___ Given records

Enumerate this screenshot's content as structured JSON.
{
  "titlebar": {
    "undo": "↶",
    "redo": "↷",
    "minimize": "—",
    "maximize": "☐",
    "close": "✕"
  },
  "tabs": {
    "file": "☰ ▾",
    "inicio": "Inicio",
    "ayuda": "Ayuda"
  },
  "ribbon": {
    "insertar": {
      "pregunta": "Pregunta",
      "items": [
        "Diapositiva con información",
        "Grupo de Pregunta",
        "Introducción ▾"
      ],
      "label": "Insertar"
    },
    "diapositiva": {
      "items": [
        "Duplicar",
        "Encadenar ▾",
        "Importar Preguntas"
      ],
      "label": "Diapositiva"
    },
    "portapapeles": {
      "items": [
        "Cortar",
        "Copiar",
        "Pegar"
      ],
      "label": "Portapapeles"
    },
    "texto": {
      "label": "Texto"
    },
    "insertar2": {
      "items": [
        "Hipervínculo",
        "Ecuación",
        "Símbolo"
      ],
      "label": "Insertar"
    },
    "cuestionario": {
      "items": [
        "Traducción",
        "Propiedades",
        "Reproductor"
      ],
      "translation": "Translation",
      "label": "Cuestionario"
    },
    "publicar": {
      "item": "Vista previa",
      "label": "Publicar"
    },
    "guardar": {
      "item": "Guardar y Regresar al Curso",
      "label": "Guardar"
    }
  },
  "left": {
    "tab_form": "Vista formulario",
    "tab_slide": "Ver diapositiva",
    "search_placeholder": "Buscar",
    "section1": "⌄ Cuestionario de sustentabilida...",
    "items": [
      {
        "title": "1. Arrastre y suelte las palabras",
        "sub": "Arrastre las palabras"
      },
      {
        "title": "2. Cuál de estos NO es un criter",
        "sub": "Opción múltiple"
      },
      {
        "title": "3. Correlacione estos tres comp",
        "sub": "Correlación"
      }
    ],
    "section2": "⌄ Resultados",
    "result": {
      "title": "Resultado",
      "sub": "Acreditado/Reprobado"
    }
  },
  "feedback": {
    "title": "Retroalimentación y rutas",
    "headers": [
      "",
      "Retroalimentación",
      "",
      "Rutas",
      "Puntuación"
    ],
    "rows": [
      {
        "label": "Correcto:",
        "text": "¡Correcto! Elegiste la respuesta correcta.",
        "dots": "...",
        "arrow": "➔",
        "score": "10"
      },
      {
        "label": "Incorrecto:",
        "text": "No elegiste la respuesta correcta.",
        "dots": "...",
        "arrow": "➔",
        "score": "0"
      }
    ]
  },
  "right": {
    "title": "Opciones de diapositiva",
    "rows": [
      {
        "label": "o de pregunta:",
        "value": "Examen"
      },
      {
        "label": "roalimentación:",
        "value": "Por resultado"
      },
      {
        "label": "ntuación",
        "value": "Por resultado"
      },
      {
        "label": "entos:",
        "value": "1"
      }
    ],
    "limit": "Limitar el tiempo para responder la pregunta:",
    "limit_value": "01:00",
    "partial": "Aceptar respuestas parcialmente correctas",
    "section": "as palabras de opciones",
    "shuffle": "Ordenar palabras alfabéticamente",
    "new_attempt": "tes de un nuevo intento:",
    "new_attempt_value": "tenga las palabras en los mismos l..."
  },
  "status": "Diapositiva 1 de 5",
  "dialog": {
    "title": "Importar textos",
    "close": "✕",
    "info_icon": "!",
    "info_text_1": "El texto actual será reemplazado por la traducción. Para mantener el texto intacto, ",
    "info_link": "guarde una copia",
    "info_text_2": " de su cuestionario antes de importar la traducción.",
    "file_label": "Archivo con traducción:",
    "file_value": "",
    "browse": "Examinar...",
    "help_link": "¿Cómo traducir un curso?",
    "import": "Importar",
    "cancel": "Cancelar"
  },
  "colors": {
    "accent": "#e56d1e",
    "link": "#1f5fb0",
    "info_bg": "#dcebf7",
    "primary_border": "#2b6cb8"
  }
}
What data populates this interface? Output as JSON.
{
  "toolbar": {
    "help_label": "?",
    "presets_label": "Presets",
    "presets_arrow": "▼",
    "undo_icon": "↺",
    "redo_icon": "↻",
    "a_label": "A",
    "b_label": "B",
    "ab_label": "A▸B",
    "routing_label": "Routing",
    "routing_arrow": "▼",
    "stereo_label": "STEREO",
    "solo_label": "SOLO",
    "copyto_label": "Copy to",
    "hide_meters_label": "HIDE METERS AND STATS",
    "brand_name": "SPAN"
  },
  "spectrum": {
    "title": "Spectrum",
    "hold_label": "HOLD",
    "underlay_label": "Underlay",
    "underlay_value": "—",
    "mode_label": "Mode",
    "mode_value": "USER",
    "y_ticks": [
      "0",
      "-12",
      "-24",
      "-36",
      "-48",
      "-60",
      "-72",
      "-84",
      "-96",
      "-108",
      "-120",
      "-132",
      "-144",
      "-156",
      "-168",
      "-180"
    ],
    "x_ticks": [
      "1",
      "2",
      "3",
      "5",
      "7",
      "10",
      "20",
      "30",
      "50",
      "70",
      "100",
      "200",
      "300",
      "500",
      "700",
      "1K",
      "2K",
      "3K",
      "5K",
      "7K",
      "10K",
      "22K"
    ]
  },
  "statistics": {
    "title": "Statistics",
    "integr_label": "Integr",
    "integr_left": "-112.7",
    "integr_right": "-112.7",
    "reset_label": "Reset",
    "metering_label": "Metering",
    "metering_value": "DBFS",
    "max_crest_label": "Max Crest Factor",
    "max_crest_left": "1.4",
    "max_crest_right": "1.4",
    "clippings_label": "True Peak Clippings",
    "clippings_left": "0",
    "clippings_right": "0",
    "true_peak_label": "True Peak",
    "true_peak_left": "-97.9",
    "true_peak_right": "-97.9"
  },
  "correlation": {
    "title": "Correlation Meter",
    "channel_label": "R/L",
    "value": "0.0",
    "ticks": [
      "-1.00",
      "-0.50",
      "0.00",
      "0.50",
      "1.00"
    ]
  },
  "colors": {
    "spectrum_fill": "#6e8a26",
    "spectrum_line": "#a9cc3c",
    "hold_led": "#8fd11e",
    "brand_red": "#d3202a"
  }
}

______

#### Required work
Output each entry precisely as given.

#### Solution below
Enumerate this screenshot's content as structured JSON.
{
  "titlebar": {
    "undo": "↶",
    "redo": "↷",
    "minimize": "—",
    "maximize": "☐",
    "close": "✕"
  },
  "tabs": {
    "file": "☰ ▾",
    "inicio": "Inicio",
    "ayuda": "Ayuda"
  },
  "ribbon": {
    "insertar": {
      "pregunta": "Pregunta",
      "items": [
        "Diapositiva con información",
        "Grupo de Pregunta",
        "Introducción ▾"
      ],
      "label": "Insertar"
    },
    "diapositiva": {
      "items": [
        "Duplicar",
        "Encadenar ▾",
        "Importar Preguntas"
      ],
      "label": "Diapositiva"
    },
    "portapapeles": {
      "items": [
        "Cortar",
        "Copiar",
        "Pegar"
      ],
      "label": "Portapapeles"
    },
    "texto": {
      "label": "Texto"
    },
    "insertar2": {
      "items": [
        "Hipervínculo",
        "Ecuación",
        "Símbolo"
      ],
      "label": "Insertar"
    },
    "cuestionario": {
      "items": [
        "Traducción",
        "Propiedades",
        "Reproductor"
      ],
      "translation": "Translation",
      "label": "Cuestionario"
    },
    "publicar": {
      "item": "Vista previa",
      "label": "Publicar"
    },
    "guardar": {
      "item": "Guardar y Regresar al Curso",
      "label": "Guardar"
    }
  },
  "left": {
    "tab_form": "Vista formulario",
    "tab_slide": "Ver diapositiva",
    "search_placeholder": "Buscar",
    "section1": "⌄ Cuestionario de sustentabilida...",
    "items": [
      {
        "title": "1. Arrastre y suelte las palabras",
        "sub": "Arrastre las palabras"
      },
      {
        "title": "2. Cuál de estos NO es un criter",
        "sub": "Opción múltiple"
      },
      {
        "title": "3. Correlacione estos tres comp",
        "sub": "Correlación"
      }
    ],
    "section2": "⌄ Resultados",
    "result": {
      "title": "Resultado",
      "sub": "Acreditado/Reprobado"
    }
  },
  "feedback": {
    "title": "Retroalimentación y rutas",
    "headers": [
      "",
      "Retroalimentación",
      "",
      "Rutas",
      "Puntuación"
    ],
    "rows": [
      {
        "label": "Correcto:",
        "text": "¡Correcto! Elegiste la respuesta correcta.",
        "dots": "...",
        "arrow": "➔",
        "score": "10"
      },
      {
        "label": "Incorrecto:",
        "text": "No elegiste la respuesta correcta.",
        "dots": "...",
        "arrow": "➔",
        "score": "0"
      }
    ]
  },
  "right": {
    "title": "Opciones de diapositiva",
    "rows": [
      {
        "label": "o de pregunta:",
        "value": "Examen"
      },
      {
        "label": "roalimentación:",
        "value": "Por resultado"
      },
      {
        "label": "ntuación",
        "value": "Por resultado"
      },
      {
        "label": "entos:",
        "value": "1"
      }
    ],
    "limit": "Limitar el tiempo para responder la pregunta:",
    "limit_value": "01:00",
    "partial": "Aceptar respuestas parcialmente correctas",
    "section": "as palabras de opciones",
    "shuffle": "Ordenar palabras alfabéticamente",
    "new_attempt": "tes de un nuevo intento:",
    "new_attempt_value": "tenga las palabras en los mismos l..."
  },
  "status": "Diapositiva 1 de 5",
  "dialog": {
    "title": "Importar textos",
    "close": "✕",
    "info_icon": "!",
    "info_text_1": "El texto actual será reemplazado por la traducción. Para mantener el texto intacto, ",
    "info_link": "guarde una copia",
    "info_text_2": " de su cuestionario antes de importar la traducción.",
    "file_label": "Archivo con traducción:",
    "file_value": "",
    "browse": "Examinar...",
    "help_link": "¿Cómo traducir un curso?",
    "import": "Importar",
    "cancel": "Cancelar"
  },
  "colors": {
    "accent": "#e56d1e",
    "link": "#1f5fb0",
    "info_bg": "#dcebf7",
    "primary_border": "#2b6cb8"
  }
}
What data populates this interface? Output as JSON.
{
  "toolbar": {
    "help_label": "?",
    "presets_label": "Presets",
    "presets_arrow": "▼",
    "undo_icon": "↺",
    "redo_icon": "↻",
    "a_label": "A",
    "b_label": "B",
    "ab_label": "A▸B",
    "routing_label": "Routing",
    "routing_arrow": "▼",
    "stereo_label": "STEREO",
    "solo_label": "SOLO",
    "copyto_label": "Copy to",
    "hide_meters_label": "HIDE METERS AND STATS",
    "brand_name": "SPAN"
  },
  "spectrum": {
    "title": "Spectrum",
    "hold_label": "HOLD",
    "underlay_label": "Underlay",
    "underlay_value": "—",
    "mode_label": "Mode",
    "mode_value": "USER",
    "y_ticks": [
      "0",
      "-12",
      "-24",
      "-36",
      "-48",
      "-60",
      "-72",
      "-84",
      "-96",
      "-108",
      "-120",
      "-132",
      "-144",
      "-156",
      "-168",
      "-180"
    ],
    "x_ticks": [
      "1",
      "2",
      "3",
      "5",
      "7",
      "10",
      "20",
      "30",
      "50",
      "70",
      "100",
      "200",
      "300",
      "500",
      "700",
      "1K",
      "2K",
      "3K",
      "5K",
      "7K",
      "10K",
      "22K"
    ]
  },
  "statistics": {
    "title": "Statistics",
    "integr_label": "Integr",
    "integr_left": "-112.7",
    "integr_right": "-112.7",
    "reset_label": "Reset",
    "metering_label": "Metering",
    "metering_value": "DBFS",
    "max_crest_label": "Max Crest Factor",
    "max_crest_left": "1.4",
    "max_crest_right": "1.4",
    "clippings_label": "True Peak Clippings",
    "clippings_left": "0",
    "clippings_right": "0",
    "true_peak_label": "True Peak",
    "true_peak_left": "-97.9",
    "true_peak_right": "-97.9"
  },
  "correlation": {
    "title": "Correlation Meter",
    "channel_label": "R/L",
    "value": "0.0",
    "ticks": [
      "-1.00",
      "-0.50",
      "0.00",
      "0.50",
      "1.00"
    ]
  },
  "colors": {
    "spectrum_fill": "#6e8a26",
    "spectrum_line": "#a9cc3c",
    "hold_led": "#8fd11e",
    "brand_red": "#d3202a"
  }
}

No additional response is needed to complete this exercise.